→ Problem description
What you return should be each line of the data containing the string "true".

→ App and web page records
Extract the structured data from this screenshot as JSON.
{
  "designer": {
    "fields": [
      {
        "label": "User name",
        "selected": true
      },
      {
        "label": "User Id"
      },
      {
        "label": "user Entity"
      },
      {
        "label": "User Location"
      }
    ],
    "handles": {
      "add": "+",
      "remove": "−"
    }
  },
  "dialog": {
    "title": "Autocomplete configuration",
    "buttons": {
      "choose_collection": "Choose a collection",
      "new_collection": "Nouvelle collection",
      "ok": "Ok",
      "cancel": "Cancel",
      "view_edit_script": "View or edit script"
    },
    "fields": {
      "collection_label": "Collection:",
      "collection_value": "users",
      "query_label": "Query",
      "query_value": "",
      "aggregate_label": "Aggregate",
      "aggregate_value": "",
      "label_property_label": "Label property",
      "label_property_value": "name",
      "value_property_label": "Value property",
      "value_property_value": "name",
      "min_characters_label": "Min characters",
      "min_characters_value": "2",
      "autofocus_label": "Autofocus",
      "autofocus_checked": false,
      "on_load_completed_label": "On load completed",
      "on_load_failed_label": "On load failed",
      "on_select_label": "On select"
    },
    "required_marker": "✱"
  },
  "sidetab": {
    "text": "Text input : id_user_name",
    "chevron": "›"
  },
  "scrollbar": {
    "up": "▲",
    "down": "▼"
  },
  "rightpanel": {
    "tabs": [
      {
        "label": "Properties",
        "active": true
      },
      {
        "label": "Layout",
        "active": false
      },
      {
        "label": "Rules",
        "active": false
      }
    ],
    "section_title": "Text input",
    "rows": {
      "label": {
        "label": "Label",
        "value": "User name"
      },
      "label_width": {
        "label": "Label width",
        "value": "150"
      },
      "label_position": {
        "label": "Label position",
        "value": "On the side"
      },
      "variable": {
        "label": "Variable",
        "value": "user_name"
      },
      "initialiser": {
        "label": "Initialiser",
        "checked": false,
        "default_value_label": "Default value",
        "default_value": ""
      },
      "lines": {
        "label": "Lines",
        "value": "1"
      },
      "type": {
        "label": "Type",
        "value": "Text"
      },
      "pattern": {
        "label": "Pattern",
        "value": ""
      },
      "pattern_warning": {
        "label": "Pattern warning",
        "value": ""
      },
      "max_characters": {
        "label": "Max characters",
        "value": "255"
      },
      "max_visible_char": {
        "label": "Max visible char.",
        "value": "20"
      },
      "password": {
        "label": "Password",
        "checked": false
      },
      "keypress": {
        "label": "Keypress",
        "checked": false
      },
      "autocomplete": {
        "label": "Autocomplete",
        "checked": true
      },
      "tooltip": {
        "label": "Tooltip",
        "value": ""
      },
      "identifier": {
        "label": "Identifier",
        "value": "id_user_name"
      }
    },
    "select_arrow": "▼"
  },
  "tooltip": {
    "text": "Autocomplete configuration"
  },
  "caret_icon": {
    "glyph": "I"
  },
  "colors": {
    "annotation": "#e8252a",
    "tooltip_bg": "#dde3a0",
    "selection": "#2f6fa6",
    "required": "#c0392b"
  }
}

→ Response
        "selected": true
        "active": true
        "checked": true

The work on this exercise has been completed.